## Prompt
All lines with the word "JSON" are to be found and copied from the listing.

+ + + +

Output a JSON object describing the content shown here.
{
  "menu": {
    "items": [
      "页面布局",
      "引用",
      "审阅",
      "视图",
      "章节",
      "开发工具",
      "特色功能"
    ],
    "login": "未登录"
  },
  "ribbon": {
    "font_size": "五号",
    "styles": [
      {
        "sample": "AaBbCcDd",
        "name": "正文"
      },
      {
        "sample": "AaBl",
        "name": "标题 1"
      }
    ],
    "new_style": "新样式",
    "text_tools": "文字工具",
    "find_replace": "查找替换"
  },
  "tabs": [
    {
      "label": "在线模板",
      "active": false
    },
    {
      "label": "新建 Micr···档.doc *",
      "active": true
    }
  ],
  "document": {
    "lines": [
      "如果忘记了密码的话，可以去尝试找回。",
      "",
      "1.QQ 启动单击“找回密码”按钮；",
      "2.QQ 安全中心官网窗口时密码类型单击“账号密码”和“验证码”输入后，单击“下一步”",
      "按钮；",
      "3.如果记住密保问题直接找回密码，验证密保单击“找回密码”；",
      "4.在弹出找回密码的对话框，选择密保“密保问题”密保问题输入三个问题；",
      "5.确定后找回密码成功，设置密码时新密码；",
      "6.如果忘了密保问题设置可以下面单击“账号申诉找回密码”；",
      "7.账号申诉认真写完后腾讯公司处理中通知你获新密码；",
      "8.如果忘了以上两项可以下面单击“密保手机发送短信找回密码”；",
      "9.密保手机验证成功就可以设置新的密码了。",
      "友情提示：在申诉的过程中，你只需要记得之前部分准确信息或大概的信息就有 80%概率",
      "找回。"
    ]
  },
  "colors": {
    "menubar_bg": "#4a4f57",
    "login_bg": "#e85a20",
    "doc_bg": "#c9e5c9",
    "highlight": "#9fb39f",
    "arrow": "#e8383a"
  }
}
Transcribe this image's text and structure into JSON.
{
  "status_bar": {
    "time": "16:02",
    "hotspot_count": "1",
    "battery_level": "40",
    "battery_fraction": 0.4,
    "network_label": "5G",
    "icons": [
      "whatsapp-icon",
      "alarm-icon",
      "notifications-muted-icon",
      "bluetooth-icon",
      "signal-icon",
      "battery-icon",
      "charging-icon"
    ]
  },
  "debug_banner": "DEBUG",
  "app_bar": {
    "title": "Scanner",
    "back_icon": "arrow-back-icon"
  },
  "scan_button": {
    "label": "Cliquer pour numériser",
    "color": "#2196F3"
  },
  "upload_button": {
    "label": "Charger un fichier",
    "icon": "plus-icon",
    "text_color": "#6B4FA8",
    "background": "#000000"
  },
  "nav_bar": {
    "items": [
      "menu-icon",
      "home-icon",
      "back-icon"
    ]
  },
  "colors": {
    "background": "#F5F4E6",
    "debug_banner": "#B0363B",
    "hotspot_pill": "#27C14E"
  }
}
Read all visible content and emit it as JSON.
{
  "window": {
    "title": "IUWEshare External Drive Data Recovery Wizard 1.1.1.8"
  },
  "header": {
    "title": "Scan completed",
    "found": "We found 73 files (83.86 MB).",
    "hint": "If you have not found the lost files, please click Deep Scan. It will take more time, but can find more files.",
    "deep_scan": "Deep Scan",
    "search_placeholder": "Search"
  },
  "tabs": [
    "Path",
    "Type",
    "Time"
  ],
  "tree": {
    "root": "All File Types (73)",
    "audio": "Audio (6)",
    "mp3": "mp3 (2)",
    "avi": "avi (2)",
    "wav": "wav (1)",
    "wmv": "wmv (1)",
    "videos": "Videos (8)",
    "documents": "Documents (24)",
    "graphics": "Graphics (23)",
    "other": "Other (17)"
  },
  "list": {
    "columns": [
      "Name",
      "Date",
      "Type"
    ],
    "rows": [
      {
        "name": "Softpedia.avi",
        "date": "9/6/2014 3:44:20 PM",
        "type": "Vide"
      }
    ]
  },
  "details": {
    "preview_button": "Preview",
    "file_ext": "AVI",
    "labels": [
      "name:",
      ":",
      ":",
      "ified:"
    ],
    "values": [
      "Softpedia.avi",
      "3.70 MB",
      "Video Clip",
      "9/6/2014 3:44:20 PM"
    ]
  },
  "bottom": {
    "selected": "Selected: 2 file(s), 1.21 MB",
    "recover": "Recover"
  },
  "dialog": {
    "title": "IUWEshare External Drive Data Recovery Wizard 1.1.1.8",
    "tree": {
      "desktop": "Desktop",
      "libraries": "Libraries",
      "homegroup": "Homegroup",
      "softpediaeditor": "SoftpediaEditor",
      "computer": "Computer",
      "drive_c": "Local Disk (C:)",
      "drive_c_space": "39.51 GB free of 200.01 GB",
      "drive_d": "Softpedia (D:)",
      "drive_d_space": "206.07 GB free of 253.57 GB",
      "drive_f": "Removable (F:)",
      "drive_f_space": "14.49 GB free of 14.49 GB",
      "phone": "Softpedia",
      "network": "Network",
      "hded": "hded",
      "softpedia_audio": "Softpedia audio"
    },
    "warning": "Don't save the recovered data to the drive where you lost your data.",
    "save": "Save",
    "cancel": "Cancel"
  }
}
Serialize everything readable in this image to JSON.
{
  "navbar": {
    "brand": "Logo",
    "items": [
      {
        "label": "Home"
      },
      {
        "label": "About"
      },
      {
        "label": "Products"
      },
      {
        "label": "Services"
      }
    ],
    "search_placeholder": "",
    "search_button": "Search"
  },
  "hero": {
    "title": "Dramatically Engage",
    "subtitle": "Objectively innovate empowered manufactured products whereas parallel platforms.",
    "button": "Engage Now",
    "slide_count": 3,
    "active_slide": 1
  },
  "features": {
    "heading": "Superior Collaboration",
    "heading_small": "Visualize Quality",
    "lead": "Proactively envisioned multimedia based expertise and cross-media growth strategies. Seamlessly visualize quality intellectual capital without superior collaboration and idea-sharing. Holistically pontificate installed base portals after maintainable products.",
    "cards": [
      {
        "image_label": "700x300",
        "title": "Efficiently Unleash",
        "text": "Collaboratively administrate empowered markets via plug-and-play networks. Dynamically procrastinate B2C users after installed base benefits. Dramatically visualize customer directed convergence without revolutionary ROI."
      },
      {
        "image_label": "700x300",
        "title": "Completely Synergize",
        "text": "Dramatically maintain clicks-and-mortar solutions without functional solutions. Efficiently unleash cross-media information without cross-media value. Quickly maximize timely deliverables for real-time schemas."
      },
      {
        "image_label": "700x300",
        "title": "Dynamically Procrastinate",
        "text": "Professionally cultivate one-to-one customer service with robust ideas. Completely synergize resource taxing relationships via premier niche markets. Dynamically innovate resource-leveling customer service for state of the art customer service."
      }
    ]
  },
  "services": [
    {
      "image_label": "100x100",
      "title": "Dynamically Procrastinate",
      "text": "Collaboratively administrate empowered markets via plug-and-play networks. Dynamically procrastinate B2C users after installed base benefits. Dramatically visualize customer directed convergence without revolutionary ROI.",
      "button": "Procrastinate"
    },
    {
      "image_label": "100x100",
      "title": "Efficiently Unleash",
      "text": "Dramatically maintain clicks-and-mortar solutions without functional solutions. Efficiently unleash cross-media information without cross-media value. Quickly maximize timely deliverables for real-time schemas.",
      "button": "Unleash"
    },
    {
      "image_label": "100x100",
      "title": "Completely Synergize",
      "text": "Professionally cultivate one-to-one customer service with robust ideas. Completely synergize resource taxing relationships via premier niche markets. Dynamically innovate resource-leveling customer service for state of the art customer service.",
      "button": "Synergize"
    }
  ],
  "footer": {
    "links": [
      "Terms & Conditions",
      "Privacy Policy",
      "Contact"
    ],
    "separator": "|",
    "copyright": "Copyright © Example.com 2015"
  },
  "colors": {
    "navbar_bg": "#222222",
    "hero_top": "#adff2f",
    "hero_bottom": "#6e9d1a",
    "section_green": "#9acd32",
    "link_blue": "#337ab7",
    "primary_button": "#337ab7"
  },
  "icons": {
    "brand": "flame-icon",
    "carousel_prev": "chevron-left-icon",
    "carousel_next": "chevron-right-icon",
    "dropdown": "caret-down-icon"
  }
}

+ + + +

## Reply
Output a JSON object describing the content shown here.
Transcribe this image's text and structure into JSON.
Read all visible content and emit it as JSON.
Serialize everything readable in this image to JSON.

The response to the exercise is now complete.